Finally, the hon. Gentleman asked what would happen if Parliament got behind the Prime Minister’s deal. He will be aware that all the statutory instruments that we are talking about and taking through should be seen in the context of no-deal preparations—preparations for what would happen if we came out without an agreement. A withdrawal agreement Bill will be published later today and will have its Second Reading tomorrow. A deal will include various saving provisions to ensure that we can have an implementation period. The regulations are predominantly about no-deal preparations. In the event of a deal being done, the provisions of the implementation period come into effect.
The hon. Gentleman asked about pulse trawling. He will recall that this was a matter we discussed in the Fisheries Bill. In a previous SI, we chose to ensure that the scientific exemption could not continue for EU vessels, and that will remain the case if we come out of the EU in a no-deal scenario. The European Union has since made other changes to phase that out by 2021, and has already significantly reduced the number of vessels that are licensed.
Finally, we discuss bass provisions every year. They form part of the total allowable catch and quota regulations, which would always stay in place until the new TAC and quota regulations take effect, typically at the end of January. The way the original SI had been drafted meant that they would have ended at the end of December, which meant that there would have been an air gap. The draft regulations simply ensure that the provisions will remain extant until replacement provisions are put in place.
I am grateful to the Minister for his clarifications. In relation to the intricacies of fishing in Northern Ireland and the new border down the Irish sea, would the Minister be prepared to write with further detail, in particular about the paperwork required for a GB boat landing in Northern Ireland, and vice versa, and around the concerns that the industry has regarding red diesel?
Rather than write, let me touch on that now. The concerns on red diesel are a separate agenda being pursued at the World Trade Organisation about removing subsidies. We believe that, although we want to remove subsidies from fishing, red diesel is not the type of subsidy that we are referring to, so we very much support the continued use of red diesel for our fishing fleet.
The withdrawal agreement—the Prime Minister’s deal—does not have any implications for the fishing industry per se, because it is more about customs than fishing opportunities and fish being landed. It is already the case that a catch certificate is required when crossing borders, whether a boat is coming from the Irish Republic to the UK or vice versa. Beyond that, there will not be additional changes for the fishing industry.

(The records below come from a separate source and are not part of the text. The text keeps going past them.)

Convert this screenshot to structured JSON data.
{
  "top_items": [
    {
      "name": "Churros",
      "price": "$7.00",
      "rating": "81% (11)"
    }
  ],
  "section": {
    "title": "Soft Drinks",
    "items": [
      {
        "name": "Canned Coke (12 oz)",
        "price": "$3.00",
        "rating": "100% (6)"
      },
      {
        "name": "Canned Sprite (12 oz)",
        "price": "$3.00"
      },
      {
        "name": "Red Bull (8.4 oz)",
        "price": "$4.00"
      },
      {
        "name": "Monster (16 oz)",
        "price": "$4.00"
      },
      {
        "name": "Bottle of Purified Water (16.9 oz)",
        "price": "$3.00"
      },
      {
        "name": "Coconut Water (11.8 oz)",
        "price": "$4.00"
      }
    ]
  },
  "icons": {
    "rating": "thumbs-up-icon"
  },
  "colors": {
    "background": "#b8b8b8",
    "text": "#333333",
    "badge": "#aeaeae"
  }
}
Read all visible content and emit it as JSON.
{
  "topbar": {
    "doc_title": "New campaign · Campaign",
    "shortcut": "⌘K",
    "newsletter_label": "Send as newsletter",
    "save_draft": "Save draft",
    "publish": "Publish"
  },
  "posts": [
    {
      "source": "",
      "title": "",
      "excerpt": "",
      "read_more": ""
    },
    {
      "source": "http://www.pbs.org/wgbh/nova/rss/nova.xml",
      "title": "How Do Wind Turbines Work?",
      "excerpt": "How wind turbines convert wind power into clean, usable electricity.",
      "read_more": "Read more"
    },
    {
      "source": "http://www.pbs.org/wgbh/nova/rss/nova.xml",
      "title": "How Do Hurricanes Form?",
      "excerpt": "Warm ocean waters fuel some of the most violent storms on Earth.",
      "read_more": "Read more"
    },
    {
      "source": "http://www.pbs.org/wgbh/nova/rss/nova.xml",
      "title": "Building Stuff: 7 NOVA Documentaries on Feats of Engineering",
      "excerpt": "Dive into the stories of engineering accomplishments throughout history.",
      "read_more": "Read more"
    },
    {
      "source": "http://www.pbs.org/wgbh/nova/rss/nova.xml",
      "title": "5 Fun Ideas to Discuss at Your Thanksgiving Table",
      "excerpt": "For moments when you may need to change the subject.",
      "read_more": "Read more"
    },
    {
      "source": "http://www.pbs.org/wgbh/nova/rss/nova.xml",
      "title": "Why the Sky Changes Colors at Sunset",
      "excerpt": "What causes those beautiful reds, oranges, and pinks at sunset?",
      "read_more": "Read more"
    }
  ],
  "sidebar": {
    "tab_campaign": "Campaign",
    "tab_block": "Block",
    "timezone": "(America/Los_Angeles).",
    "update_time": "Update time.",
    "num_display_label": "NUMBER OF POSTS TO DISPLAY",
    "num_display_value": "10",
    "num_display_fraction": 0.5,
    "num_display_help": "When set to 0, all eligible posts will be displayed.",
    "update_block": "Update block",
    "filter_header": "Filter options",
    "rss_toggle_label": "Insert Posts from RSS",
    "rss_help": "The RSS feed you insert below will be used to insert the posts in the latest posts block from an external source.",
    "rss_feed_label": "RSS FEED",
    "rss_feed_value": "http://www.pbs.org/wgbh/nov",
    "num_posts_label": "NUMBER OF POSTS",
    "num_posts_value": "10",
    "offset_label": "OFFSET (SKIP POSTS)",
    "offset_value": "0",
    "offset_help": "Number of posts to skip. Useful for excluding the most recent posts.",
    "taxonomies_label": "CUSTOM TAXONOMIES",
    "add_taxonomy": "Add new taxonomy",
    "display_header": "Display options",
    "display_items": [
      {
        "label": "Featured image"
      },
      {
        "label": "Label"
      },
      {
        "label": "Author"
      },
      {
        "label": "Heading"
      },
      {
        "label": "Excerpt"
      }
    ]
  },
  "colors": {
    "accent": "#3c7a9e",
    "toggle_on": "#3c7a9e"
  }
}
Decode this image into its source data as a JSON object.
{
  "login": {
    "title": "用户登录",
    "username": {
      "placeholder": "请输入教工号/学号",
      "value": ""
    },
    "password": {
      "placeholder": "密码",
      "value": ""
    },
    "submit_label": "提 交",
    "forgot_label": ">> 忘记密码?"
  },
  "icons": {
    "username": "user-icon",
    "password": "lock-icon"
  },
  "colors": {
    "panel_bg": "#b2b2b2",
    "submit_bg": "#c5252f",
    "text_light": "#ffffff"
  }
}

Question put and agreed to.
That the Committee has considered the Common Fisheries Policy and Animals (Amendment etc.) (EU Exit) Regulations 2019 (S.I. 2019, No. 1312).